So Haskell infers that this expression has the type Value.

Why don't they match?

Haskell is expecting an Integer expression, and you gave it a Value expression. The error means exactly what it says. So how to fix it? Well, I have no clue. Taking a stab in the dark, you could remove the IVal constructors from the addition.

( (eval c x) + (eval c (Prim IntAddOp xs)) )

Wait a minute, the result of eval is a Value, not an Integer, so...we're still adding Values, and wrapping these in an IVal is even more wrong than it was before.

How about we define a function to get the Integer out of an IVal.

extract :: Value -> Integer
extract (IVal x) = x
extract (BVal True) = 1
extract (BVal False) = 0

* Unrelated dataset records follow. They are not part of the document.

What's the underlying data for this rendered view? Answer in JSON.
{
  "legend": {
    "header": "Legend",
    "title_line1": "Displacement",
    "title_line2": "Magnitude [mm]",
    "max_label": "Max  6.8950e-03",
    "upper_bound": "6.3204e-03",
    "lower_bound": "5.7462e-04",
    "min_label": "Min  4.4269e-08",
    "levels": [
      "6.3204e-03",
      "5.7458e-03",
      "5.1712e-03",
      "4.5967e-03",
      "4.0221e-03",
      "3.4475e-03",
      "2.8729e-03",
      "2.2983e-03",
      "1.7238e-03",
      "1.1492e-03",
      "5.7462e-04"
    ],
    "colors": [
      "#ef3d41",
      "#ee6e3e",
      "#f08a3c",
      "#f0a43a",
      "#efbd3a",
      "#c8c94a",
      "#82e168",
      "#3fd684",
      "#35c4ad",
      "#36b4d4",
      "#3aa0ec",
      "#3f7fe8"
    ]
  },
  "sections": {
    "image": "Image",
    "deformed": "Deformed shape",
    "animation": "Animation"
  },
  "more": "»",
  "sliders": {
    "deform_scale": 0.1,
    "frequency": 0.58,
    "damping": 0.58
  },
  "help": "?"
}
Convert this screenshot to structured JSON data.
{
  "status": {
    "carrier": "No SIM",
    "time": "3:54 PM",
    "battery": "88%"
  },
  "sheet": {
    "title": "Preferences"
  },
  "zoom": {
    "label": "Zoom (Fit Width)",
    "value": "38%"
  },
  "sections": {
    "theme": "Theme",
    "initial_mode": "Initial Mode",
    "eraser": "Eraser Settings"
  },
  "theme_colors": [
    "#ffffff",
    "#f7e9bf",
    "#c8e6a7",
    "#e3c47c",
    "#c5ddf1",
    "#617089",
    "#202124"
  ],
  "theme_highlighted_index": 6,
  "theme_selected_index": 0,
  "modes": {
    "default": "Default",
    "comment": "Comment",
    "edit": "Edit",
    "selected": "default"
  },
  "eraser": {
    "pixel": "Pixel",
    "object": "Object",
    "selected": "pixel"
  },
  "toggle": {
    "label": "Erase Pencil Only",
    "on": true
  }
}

Here I'm using the horrendous C-like convention of treating booleans as 1 or 0. You might want to leave extract undefined on BVals, or throw an error, or whatever. At least now we have a way of extracting an Integer from a Value.

So now I'm assuming that you actually don't have a Num instance for Value. Let's just extract the Integers out of those two expressions in order to add them together.

( extract (eval c x) + extract (eval c (Prim IntAddOp xs)) )

Now that should be inferred to be an Integer. So then we can wrap it in an IVal constructor.

IVal (extract (eval c x) + extract (eval c (Prim IntAddOp xs)))

Problem solved?

share|improve this answer
  eval _ (Prim IntAddOp ((Num x) : (Num y):[])) = IVal (x+y)
  eval c (Prim IntAddOp (x: xs)) =  IVal  ((test (eval c x))+  (test (eval c      
       (PrimIntAddOp xs))))

     test :: Value -> Integer
     test (IVal x) = x

i tried this it is working fine no compilation errors, if i evaluate a expression say 1+3 it works fine it gives 4. if is evaluate a expression say 1+3+4; it gives me run time error "Non-exhaustive patterns in function eval".

Thank you....

share|improve this answer
 eval _ (Prim _ ([])) = IVal (0)

 eval _ (Prim IntAddOp ((Num x) : (Num y):[])) = IVal (x+y)
 eval s (Prim IntAddOp (x: xs)) =  IVal  (test (eval s x)+  test (eval s (Prim IntAddOp 

This works fine it is evaluating 1+2+3=...;

Thanks for you help guys.......

share|improve this answer

Your Answer


By posting your answer, you agree to the privacy policy and terms of service.

Not the answer you're looking for? Browse other questions tagged or ask your own question.